    Reduction Pruning

    Well look what that started! It's dicey to defend the US these days with Cheeto in charge. Points well taken about profiteering and warmongering And when I see the tree Reg did I am sure it will look well done. Very small differences in opinion being hashed out; I probably overreacted to what I saw. But by 'myth' I'm not saying it's untrue; myths have truth at the core but are exaggerated.
  9. treeseer

    Reduction Pruning

    And lovers gonna love. I've been to and worked in many countries, so the yank bashing does not stick. Why do Brits hate on Americans so? The war ended 240 years ago after all. I can pull out a handsaw a lot faster than you can pull out a chainsaw. Plus I do not have to drag around the dam thing. Sure let's race--but it would be more fair if we allowed 1 second handicap for every year difference in age! lol Plus if polesaw use is allowed it would be no contest. But it's not quantity but quality that matters anyway. Smaller cuts are better for the tree.
  10. treeseer

    Reduction Pruning

    Sounds good; would love to climb with you someday. We could explore that country/culture myth, and the handsaw "when needed" myth as well, when we have time.
  11. treeseer

    Reduction Pruning
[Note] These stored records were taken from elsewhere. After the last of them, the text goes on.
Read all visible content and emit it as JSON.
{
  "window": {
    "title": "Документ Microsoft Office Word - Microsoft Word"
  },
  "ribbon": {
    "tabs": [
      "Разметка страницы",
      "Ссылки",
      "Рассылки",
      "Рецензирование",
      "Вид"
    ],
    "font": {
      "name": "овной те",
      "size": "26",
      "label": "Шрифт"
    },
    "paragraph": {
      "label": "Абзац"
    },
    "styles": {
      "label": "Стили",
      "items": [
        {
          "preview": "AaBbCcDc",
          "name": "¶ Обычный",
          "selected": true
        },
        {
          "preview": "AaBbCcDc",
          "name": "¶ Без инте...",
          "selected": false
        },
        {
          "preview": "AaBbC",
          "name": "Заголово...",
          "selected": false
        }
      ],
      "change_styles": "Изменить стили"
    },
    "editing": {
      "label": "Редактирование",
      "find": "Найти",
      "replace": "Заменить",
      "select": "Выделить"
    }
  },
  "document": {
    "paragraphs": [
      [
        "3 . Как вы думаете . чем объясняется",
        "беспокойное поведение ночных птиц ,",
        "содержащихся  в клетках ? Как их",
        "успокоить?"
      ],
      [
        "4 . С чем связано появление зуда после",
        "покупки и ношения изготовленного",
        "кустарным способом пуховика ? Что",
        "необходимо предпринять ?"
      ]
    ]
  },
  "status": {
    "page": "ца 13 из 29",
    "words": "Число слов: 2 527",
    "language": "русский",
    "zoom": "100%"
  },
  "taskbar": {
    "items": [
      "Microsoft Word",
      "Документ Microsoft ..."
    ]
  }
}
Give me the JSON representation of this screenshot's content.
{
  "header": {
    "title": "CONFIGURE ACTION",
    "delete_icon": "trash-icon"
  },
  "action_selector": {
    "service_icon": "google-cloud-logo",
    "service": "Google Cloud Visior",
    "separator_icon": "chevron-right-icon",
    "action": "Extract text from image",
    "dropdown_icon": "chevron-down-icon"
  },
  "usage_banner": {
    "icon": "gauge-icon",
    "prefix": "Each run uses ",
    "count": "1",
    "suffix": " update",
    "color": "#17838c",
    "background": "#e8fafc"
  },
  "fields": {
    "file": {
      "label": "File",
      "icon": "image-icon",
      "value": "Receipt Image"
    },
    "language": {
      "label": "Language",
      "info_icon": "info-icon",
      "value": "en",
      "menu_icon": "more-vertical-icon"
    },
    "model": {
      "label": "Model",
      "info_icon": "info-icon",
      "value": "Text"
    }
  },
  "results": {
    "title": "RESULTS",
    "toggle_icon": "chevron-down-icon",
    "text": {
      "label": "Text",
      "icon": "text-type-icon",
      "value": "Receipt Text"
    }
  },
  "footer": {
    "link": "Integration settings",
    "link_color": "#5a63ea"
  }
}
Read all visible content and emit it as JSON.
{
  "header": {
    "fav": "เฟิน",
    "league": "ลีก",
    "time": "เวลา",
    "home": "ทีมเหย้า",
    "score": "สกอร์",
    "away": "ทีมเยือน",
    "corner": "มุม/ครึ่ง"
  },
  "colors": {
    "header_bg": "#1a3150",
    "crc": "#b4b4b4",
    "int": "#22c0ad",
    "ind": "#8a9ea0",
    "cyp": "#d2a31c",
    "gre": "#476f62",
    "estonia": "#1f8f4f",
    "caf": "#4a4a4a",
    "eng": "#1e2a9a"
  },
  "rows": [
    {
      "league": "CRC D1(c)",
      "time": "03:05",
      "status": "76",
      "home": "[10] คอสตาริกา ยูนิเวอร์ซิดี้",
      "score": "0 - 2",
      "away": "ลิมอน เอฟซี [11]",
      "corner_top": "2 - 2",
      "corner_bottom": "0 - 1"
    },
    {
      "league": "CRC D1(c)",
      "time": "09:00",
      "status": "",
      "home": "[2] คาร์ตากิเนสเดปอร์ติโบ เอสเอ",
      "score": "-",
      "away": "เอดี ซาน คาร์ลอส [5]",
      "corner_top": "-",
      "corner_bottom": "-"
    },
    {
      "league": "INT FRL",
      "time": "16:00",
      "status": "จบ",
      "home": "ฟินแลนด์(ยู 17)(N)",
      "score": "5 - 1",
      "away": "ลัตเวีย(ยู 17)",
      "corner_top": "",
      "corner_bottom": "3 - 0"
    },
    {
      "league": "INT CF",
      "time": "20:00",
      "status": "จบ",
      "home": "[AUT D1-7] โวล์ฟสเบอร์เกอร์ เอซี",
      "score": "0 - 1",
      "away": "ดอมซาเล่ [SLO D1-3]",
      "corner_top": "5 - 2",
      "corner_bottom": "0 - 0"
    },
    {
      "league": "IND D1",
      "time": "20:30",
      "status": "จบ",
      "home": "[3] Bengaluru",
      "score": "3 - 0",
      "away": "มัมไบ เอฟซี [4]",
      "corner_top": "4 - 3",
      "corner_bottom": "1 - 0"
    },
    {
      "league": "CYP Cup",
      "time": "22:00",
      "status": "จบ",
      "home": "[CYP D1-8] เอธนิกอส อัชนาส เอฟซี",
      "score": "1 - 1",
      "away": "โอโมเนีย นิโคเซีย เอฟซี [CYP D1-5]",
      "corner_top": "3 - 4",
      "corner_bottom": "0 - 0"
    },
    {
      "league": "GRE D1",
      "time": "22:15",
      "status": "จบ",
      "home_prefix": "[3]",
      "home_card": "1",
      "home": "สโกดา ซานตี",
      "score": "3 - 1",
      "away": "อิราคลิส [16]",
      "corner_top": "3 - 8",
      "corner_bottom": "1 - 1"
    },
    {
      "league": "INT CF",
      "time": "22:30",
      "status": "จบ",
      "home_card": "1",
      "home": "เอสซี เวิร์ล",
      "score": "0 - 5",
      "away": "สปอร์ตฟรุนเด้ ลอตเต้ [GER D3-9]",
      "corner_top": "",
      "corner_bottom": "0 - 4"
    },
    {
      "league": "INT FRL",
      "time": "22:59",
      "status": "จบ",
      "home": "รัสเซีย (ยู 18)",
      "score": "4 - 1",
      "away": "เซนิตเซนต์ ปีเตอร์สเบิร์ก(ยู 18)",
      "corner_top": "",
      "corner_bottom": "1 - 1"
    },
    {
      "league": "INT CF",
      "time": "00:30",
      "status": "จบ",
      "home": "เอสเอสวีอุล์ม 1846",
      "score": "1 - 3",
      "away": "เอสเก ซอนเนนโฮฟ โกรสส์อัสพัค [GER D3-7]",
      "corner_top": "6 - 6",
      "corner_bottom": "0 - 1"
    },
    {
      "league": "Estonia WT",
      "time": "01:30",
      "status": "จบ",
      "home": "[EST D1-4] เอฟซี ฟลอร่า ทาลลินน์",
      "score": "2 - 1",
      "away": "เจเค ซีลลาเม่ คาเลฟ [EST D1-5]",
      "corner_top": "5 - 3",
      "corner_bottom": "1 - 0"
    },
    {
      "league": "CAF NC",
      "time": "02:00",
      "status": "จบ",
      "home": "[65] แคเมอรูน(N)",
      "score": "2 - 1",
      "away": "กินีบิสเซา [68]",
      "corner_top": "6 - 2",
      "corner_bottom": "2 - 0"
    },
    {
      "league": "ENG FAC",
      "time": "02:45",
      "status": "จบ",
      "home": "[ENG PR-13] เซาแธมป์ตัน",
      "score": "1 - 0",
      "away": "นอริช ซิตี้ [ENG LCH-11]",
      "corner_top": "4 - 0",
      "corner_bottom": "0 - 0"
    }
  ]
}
    I'll try to ignore, but...scan up the thread and you'll see me asking about the objective, and the % removed. And got no reply to those points. Yes, asking gets one info; telling not. And believe me I share your contempt for undereducated CA's full of themselves, many times over! re apples and oranges, everyone in every country can say "O you are different--nevermind!" And many do, yet in fact trees are trees, and people are people. Sorry I missed you a year ago in Abbottsford with Dr. Dunster, or 2 years ago in Bend OR with PNWISA. Next time, look me up! Windsor ON in Feb '19, etc. Meanwhile, ditch the chaps and the chainsaw and take a lighter dose off those trees; it'll be easier on them, and you! Take some lemon juice and a wee dram for the cold, and please publish your work beyond arbtalk someday!
  12. treeseer

    Reduction Pruning

    Not quit; it's a good place to network still. I quit being a CA, to be a BCMA. As far as reducing leverage goes, 15% off the end can increase stability 50% or more. No need for major whacking. For instance, the tree in the attached poster, 90%+ hollow, was retained with a light reduction, using a polesaw and handsaw. http://www.historictreecare.com/wp-content/uploads/2017/06/AREA-140801.pdf Check out the brushpile, and the after shot. A little goes a long way.. Books and classrooms are half of the story, so don't put them down so fast.
  13. treeseer

    Reduction Pruning

    What's proper depends on the objective. When will the tree be pruned again? For most jobs, you're right; I would flunk the school of thought that calls for such big cuts and so much asset removed. btw I quit being ISA certified in 2004, and follow international standards more than the I/USA's A300. Also, thanks for the info on chaps; not used to seeing them used in trees. When cuts are <6", the chainsaw stays on the ground. Carry on!
  14. treeseer

    Reduction Pruning

    Cuts are proper and correct if they are small; precision not required. Reduction pruning can be proper and correct when the dose is small and the cuts are small. Poles reach the tips, where no man can. Still not clear on why those things were on your feet, or why so much tree was removed.
  15. treeseer

    Strange bubbles on oak tree

    Frothy flux http://www.historictreecare.com/wp-content/uploads/2015/08/Ooze-in-the-News-from-TCI-Magazine-09-04.pdf

About

Arbtalk.co.uk is a hub for the arboriculture industry in the UK.  
If you're just starting out and you need business, equipment, tech or training support you're in the right place.  If you've done it, made it, got a van load of oily t-shirts and have decided to give something back by sharing your knowledge or wisdom,  then you're welcome too.
If you would like to contribute to making this industry more effective and safe then welcome.
Just like a living tree, it'll always be a work in progress.
Please have a look around, sign up, share and contribute the best you have.

See you inside.

The Arbtalk Team

Follow us

×

Important Information

We have placed cookies on your device to help make this website better. You can adjust your cookie settings, otherwise we'll assume you're okay to continue.